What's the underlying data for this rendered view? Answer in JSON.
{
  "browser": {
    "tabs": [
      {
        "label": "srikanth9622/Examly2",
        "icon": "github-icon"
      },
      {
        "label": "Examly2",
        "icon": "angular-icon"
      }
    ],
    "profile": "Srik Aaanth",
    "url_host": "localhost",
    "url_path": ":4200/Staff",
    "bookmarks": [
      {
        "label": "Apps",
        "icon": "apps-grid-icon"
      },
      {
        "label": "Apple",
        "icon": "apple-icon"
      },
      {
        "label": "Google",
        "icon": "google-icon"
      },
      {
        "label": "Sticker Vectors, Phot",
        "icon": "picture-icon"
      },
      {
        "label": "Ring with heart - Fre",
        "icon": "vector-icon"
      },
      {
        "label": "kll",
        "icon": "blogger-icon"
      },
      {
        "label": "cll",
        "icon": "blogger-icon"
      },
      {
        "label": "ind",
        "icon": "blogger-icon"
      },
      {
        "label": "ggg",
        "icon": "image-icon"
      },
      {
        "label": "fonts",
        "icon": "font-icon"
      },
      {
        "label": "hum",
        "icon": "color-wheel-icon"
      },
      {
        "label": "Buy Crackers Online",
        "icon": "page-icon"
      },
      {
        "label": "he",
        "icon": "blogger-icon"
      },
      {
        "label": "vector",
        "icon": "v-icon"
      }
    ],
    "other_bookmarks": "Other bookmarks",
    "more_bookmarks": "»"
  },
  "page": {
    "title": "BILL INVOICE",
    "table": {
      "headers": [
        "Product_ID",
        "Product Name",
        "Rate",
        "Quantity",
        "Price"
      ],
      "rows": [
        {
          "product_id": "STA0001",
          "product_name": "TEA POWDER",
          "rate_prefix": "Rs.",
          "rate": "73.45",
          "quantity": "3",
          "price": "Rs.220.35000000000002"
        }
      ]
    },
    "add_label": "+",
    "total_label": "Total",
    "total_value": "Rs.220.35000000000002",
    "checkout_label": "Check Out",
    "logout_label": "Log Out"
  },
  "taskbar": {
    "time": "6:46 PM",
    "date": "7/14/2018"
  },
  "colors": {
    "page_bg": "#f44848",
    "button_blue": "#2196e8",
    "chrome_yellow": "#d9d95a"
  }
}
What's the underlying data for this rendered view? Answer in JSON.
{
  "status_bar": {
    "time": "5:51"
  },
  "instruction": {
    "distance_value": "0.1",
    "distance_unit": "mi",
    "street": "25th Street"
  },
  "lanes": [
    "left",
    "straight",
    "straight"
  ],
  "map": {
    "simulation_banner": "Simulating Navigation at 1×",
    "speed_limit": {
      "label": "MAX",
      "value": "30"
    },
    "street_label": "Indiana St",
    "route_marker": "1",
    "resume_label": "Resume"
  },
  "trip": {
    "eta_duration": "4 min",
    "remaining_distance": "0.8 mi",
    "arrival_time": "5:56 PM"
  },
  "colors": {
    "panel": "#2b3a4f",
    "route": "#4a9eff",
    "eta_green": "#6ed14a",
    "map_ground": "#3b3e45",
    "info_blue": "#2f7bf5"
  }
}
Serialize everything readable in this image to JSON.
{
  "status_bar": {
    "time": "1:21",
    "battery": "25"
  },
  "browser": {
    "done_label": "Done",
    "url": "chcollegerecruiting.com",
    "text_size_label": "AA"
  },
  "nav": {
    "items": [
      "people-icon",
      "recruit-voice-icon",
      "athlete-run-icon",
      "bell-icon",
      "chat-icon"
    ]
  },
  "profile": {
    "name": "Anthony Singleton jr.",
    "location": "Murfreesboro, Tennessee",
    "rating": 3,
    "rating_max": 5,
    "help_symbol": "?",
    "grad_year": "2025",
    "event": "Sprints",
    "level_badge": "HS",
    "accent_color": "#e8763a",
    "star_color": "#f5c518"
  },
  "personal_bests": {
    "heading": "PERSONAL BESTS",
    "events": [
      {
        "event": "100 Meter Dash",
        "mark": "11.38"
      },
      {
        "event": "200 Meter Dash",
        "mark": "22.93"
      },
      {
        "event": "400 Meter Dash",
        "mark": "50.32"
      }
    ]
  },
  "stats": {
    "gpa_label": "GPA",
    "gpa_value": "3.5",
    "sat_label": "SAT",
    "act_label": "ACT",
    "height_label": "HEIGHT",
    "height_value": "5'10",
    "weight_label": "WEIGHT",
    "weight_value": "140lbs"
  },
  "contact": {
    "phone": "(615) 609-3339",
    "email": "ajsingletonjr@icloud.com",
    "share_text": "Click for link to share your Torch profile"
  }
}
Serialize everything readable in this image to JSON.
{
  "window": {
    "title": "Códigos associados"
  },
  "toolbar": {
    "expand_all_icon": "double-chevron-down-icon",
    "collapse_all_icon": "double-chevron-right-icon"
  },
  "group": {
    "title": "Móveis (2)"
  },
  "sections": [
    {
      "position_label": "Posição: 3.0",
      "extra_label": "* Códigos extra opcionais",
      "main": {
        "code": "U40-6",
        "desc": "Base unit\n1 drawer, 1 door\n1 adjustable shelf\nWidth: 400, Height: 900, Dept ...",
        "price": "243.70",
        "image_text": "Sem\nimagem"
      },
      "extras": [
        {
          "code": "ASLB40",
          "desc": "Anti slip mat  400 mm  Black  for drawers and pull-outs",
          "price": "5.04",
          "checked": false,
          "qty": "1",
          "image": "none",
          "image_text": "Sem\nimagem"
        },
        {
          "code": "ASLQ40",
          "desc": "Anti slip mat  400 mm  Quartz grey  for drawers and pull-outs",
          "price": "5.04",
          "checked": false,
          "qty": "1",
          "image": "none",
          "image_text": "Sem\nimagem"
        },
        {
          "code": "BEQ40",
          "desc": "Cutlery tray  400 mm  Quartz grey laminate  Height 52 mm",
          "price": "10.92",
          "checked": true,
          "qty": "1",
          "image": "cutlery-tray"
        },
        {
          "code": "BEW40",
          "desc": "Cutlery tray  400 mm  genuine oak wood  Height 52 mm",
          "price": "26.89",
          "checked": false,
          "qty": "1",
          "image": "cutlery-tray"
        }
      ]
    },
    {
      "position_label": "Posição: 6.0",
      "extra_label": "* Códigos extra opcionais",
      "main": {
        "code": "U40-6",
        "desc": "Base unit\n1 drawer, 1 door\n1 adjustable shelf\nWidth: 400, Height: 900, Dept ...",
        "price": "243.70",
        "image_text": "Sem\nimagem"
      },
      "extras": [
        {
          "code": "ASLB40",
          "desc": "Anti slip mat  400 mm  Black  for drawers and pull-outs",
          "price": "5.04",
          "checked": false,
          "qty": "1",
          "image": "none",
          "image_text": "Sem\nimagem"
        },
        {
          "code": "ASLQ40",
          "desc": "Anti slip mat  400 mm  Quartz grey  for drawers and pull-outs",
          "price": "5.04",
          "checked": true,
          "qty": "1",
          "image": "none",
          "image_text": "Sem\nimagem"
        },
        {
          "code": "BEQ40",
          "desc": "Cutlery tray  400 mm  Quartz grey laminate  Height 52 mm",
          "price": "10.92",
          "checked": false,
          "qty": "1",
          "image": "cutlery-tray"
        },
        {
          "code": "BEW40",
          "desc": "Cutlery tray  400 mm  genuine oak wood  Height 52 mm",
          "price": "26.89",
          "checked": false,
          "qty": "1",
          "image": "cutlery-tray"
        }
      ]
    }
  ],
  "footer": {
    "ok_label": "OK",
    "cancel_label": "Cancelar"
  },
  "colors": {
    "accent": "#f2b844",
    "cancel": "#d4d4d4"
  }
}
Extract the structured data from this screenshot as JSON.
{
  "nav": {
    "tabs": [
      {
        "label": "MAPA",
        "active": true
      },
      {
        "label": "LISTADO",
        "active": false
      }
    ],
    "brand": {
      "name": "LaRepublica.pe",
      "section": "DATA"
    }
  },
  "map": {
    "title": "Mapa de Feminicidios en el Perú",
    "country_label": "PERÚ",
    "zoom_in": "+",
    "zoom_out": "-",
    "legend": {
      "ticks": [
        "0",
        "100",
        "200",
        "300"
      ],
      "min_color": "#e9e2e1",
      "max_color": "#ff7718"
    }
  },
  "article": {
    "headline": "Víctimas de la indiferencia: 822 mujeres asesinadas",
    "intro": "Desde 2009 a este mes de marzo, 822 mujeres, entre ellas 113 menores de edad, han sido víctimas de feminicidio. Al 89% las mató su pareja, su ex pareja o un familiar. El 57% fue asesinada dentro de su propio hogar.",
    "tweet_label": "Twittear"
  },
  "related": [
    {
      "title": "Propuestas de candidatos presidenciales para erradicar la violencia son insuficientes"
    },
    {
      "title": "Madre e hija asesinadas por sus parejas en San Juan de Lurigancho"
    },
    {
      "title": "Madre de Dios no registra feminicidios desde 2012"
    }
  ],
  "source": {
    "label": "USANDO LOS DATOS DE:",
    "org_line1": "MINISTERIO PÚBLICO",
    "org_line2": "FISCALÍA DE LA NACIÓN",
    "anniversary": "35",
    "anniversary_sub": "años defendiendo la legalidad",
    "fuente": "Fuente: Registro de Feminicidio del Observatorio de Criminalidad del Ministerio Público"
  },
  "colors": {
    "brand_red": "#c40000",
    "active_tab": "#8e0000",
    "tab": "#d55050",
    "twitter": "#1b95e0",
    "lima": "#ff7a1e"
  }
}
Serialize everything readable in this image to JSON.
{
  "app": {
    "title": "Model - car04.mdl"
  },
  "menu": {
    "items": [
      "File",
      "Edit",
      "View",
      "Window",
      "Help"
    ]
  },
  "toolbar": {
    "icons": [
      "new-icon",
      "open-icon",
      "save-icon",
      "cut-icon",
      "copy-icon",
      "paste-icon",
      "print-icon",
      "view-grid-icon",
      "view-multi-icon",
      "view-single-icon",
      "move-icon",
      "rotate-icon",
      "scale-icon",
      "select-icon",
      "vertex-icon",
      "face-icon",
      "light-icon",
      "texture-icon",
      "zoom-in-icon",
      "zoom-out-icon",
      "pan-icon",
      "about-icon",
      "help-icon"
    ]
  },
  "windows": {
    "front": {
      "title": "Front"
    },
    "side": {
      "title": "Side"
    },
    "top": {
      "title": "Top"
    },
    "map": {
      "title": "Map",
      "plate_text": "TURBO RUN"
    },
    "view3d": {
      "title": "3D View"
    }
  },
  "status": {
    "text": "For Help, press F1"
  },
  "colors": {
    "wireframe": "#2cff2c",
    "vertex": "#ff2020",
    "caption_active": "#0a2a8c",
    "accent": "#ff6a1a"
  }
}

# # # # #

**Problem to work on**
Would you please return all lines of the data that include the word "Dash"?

**Result below**
        "event": "100 Meter Dash",
        "event": "200 Meter Dash",
        "event": "400 Meter Dash",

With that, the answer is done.